**Provided records**
-=-=-

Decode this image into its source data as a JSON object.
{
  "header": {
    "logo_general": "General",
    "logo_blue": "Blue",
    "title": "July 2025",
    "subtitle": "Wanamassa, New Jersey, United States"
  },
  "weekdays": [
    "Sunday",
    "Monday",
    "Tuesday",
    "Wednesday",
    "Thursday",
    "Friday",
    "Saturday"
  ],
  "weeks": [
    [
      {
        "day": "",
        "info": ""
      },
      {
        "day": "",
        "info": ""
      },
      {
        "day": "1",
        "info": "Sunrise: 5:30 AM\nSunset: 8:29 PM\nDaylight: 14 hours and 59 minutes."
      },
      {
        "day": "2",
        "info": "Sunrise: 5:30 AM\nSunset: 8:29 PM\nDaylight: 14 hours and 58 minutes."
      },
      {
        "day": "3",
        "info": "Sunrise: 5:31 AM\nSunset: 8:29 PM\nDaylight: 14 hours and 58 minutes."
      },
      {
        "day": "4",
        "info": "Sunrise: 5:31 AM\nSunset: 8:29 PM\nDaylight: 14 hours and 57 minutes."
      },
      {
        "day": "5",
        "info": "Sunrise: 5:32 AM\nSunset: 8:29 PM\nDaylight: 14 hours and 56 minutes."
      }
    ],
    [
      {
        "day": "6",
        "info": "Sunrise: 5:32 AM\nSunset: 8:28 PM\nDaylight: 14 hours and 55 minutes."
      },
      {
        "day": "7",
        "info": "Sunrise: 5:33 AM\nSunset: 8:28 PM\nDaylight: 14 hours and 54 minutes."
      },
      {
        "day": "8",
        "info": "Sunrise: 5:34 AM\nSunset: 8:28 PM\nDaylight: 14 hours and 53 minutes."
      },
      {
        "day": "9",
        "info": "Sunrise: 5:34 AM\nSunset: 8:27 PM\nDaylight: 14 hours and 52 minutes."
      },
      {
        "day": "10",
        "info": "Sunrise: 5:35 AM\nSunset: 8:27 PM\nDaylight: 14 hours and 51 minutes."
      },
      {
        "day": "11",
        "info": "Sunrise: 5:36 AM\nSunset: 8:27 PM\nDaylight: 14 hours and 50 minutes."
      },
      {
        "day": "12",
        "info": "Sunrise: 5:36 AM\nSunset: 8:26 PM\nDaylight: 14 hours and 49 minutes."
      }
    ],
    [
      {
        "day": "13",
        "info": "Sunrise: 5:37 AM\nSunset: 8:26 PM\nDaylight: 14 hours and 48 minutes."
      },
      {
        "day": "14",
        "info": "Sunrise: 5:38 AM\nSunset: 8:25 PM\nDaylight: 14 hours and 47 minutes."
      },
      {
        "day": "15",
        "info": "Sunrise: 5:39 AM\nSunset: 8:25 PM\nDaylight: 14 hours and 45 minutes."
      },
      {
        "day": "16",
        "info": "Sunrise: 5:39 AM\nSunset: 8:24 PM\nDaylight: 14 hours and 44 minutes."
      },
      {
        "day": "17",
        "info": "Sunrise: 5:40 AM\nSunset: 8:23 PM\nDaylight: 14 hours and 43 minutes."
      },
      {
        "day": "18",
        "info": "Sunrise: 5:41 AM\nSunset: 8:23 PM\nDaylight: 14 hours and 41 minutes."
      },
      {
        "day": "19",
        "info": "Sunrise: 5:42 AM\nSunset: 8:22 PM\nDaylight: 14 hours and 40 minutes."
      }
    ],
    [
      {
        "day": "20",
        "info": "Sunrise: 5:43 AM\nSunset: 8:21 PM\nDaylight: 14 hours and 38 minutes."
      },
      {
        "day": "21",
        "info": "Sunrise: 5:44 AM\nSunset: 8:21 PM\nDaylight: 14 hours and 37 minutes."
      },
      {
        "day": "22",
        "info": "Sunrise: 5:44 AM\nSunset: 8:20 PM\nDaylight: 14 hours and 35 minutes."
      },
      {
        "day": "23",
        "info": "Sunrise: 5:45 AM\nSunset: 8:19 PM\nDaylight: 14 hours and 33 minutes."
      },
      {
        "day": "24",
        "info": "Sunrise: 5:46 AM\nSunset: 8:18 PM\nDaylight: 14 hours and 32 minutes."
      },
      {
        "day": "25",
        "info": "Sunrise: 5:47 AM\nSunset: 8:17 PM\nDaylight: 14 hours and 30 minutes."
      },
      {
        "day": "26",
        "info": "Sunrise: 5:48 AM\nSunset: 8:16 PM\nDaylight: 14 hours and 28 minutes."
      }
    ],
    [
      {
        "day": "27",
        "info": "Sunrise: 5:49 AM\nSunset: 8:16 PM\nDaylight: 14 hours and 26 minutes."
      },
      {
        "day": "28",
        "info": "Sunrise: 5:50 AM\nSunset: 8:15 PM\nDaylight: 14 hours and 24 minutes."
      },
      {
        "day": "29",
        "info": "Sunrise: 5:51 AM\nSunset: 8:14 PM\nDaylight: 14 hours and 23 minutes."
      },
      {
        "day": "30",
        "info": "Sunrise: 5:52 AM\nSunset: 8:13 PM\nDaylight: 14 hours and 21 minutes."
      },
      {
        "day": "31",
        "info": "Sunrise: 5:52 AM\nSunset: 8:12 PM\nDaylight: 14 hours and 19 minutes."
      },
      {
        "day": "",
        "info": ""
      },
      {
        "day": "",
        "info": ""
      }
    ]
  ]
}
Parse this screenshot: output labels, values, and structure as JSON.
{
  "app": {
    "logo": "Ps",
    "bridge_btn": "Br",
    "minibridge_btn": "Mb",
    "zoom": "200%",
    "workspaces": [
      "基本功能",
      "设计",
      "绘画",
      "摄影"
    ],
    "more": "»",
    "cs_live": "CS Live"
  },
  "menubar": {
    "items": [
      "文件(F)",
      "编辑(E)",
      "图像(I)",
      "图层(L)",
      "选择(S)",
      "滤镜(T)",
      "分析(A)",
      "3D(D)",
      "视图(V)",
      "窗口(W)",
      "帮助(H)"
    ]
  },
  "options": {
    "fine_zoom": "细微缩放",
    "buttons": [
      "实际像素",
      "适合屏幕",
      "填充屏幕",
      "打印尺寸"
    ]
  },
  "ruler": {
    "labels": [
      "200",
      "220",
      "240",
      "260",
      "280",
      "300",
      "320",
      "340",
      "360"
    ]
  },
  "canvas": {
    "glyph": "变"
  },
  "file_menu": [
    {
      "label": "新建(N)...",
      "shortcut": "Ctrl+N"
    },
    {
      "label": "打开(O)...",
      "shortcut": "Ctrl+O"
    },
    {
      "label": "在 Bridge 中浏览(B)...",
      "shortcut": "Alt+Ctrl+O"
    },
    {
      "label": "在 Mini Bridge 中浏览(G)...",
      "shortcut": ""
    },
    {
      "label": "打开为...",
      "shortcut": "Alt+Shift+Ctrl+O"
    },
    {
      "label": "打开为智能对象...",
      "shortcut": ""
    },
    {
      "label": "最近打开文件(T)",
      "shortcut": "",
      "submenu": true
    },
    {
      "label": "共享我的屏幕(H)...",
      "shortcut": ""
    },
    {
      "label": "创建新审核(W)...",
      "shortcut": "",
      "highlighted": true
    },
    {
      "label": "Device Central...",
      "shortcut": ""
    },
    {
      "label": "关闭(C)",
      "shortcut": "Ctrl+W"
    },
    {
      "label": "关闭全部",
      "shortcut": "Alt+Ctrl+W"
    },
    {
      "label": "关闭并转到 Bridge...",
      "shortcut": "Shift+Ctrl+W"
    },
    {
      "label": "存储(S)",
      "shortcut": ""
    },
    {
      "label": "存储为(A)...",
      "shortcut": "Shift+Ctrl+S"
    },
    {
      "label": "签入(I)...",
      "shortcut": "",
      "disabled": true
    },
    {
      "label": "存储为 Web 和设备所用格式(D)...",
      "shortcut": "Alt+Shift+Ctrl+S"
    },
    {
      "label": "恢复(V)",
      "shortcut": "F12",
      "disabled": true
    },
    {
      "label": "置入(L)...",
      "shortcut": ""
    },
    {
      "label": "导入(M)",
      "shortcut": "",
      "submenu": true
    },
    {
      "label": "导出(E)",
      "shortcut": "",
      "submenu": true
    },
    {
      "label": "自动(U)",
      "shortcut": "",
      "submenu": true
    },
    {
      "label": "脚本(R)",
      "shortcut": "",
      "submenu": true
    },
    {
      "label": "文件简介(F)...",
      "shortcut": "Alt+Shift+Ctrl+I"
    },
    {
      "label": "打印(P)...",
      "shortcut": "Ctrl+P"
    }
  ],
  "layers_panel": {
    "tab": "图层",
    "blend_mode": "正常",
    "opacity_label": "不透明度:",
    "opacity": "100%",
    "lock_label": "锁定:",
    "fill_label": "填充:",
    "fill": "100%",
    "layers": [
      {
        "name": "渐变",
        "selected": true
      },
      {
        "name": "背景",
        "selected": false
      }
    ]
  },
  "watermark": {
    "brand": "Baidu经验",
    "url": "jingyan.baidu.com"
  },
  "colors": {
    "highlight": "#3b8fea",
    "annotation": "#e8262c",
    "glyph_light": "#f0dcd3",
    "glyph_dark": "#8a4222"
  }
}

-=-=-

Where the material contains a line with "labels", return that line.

**Solution to this exercise**
Parse this screenshot: output labels, values, and structure as JSON.
    "labels": [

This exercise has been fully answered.